    If you really wanted to do right by the elderly and the majority of Americans you would retroactively back tax the wealthiest people for all of those years that they got away without paying their share. Not place the burden upon those who are already suffering the most.

  • dawnowens

    I believe the Constitution states the government should ‘protect and defend’ the people of the United States.

    How about less ‘defense’ (actually offense, but why quibble, it’s only trillions we’re talking about) and a little more ‘protect’?

  • kurt.lorentzen
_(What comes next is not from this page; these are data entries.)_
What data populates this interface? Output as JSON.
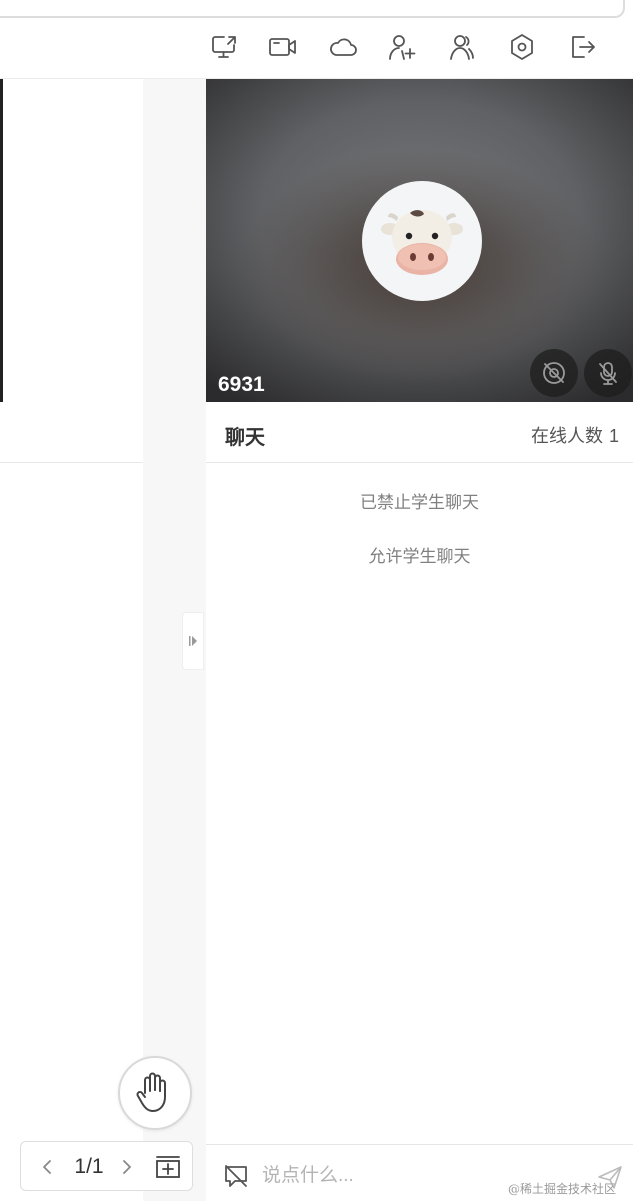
{
  "toolbar": {
    "icons": [
      "screen-share-icon",
      "video-record-icon",
      "cloud-icon",
      "add-user-icon",
      "users-icon",
      "settings-icon",
      "exit-icon"
    ]
  },
  "pager": {
    "page_text": "1/1"
  },
  "video": {
    "user_id": "6931",
    "avatar": "cow-avatar-icon"
  },
  "chat": {
    "title": "聊天",
    "online_label": "在线人数",
    "online_count": "1",
    "messages": [
      "已禁止学生聊天",
      "允许学生聊天"
    ],
    "input_placeholder": "说点什么..."
  },
  "watermark": "@稀土掘金技术社区",
  "colors": {
    "icon_stroke": "#555555",
    "panel_gray": "#f7f7f7",
    "message_text": "#808080"
  }
}
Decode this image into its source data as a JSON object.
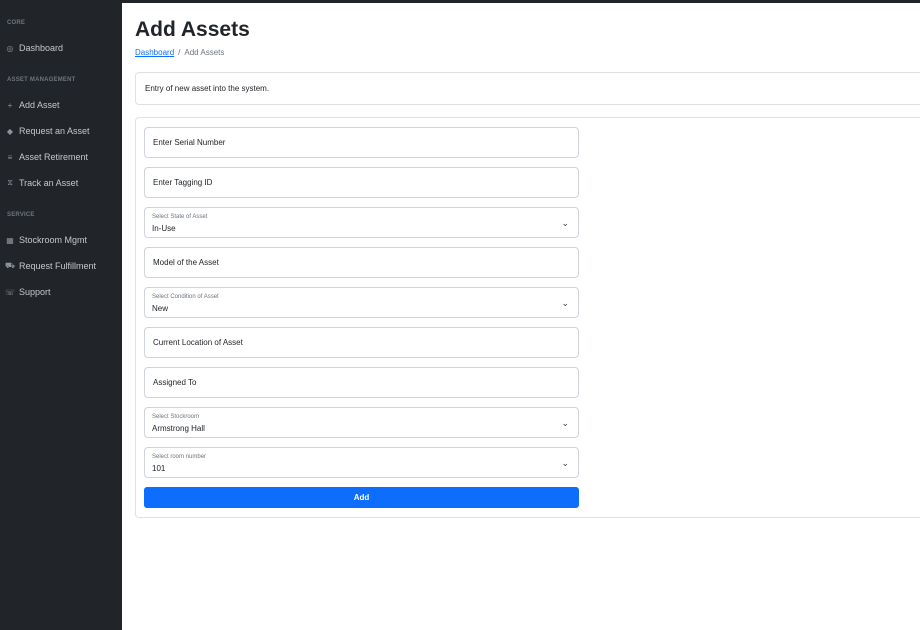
{
  "sidebar": {
    "sections": [
      {
        "heading": "CORE",
        "items": [
          {
            "label": "Dashboard",
            "icon": "dashboard-icon",
            "glyph": "◎"
          }
        ]
      },
      {
        "heading": "ASSET MANAGEMENT",
        "items": [
          {
            "label": "Add Asset",
            "icon": "plus-icon",
            "glyph": "+"
          },
          {
            "label": "Request an Asset",
            "icon": "tag-icon",
            "glyph": "◆"
          },
          {
            "label": "Asset Retirement",
            "icon": "list-icon",
            "glyph": "≡"
          },
          {
            "label": "Track an Asset",
            "icon": "hourglass-icon",
            "glyph": "⧖"
          }
        ]
      },
      {
        "heading": "SERVICE",
        "items": [
          {
            "label": "Stockroom Mgmt",
            "icon": "grid-icon",
            "glyph": "▦"
          },
          {
            "label": "Request Fulfillment",
            "icon": "cart-icon",
            "glyph": "⛟"
          },
          {
            "label": "Support",
            "icon": "support-icon",
            "glyph": "☏"
          }
        ]
      }
    ]
  },
  "header": {
    "title": "Add Assets",
    "breadcrumb": {
      "link": "Dashboard",
      "separator": "/",
      "current": "Add Assets"
    }
  },
  "description": "Entry of new asset into the system.",
  "form": {
    "serial_placeholder": "Enter Serial Number",
    "tagging_placeholder": "Enter Tagging ID",
    "state_select": {
      "label": "Select State of Asset",
      "value": "In-Use"
    },
    "model_placeholder": "Model of the Asset",
    "condition_select": {
      "label": "Select Condition of Asset",
      "value": "New"
    },
    "location_placeholder": "Current Location of Asset",
    "assigned_placeholder": "Assigned To",
    "stockroom_select": {
      "label": "Select Stockroom",
      "value": "Armstrong Hall"
    },
    "room_select": {
      "label": "Select room number",
      "value": "101"
    },
    "submit_label": "Add"
  },
  "colors": {
    "sidebar": "#212529",
    "primary": "#0d6efd",
    "border": "#dee2e6"
  }
}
    Actually I got a couple of things wrong. Together Social Security and Medicare/Medicaid account for about 41% of the federal budget, not 80%. Defense is another 20%, and disaster relief about 14% (Source: It’s a bit more as these stats are current only through 2009. No one believes that people who were promised (and paid for) Social Security benefits should be denied those benefits, I certainly do not. I just bellieve it is the system of favors for money in politics that drives the 3%/97% disparity, not wealth itself. If you work your butt off and earn $500K once or twice in your lifetime, is the govermnent entitled to half or more of it? I’m all for increasing taxes on corporations who pay none and market profiteers who’s income is based on capital gains at a much lower rate. I’m also for totally eliminating the ceiling on Social Security contributions (it’s one of those regressive policies that keep taxes lower on the rich). I’m NOT in favor of de-funding an already insolvent program. At 41% of the budget (that’s over 1.5 TRILLION dollars), no other federal programs (except defense and disaster relief) come close to being the drain that SS/MC represent. I agree that our military should focus more on defense of the US, but I also understand what is meant by “strategic interests” and “national security interests” – mostly code for energy availability. Like I’ve said in many past posts, we need both cuts and tax increases. We need to foster business and manufacturing in America. We need to stop catering to foreign interests so they will keep loaning us more money. We need a balanced budget amendment that includes debt repayment.